====== RECORDS SHOWN

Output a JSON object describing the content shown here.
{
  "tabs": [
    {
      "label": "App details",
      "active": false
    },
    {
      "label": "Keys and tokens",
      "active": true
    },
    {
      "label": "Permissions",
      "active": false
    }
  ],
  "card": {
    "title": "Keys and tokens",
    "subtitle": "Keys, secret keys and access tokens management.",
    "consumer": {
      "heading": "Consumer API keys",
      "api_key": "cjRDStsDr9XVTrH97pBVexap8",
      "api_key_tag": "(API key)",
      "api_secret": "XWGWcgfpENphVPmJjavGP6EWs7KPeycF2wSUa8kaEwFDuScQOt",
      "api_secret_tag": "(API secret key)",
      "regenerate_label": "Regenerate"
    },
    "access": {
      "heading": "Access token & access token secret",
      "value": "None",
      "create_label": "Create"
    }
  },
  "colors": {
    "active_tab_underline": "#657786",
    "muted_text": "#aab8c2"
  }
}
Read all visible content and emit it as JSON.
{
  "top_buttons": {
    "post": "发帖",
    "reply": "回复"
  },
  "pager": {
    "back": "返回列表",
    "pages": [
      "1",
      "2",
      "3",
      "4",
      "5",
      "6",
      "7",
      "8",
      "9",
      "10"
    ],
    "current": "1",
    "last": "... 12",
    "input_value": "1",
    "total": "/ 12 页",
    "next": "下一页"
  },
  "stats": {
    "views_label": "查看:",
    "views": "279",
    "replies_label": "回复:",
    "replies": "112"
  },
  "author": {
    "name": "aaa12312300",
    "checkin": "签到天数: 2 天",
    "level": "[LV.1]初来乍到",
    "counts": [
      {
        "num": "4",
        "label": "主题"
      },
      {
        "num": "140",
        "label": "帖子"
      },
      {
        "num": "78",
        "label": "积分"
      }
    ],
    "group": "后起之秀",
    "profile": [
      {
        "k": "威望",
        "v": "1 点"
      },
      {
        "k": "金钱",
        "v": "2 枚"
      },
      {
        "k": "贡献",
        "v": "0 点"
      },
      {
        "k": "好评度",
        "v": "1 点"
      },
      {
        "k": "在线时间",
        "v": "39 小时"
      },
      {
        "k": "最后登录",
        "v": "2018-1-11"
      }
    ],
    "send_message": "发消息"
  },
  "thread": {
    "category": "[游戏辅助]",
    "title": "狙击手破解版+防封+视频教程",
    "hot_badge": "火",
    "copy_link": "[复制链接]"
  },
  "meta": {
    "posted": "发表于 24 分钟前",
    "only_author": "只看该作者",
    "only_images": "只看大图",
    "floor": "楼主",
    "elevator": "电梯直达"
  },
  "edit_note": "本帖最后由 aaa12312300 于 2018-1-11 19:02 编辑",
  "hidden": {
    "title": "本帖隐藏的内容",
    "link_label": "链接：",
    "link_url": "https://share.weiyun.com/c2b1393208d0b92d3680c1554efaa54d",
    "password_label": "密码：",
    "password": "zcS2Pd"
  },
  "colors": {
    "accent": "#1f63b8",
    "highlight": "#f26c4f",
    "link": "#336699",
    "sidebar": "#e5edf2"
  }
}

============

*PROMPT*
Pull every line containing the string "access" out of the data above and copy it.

*EXERCISE SOLUTION*
    "subtitle": "Keys, secret keys and access tokens management.",
    "access": {
      "heading": "Access token & access token secret",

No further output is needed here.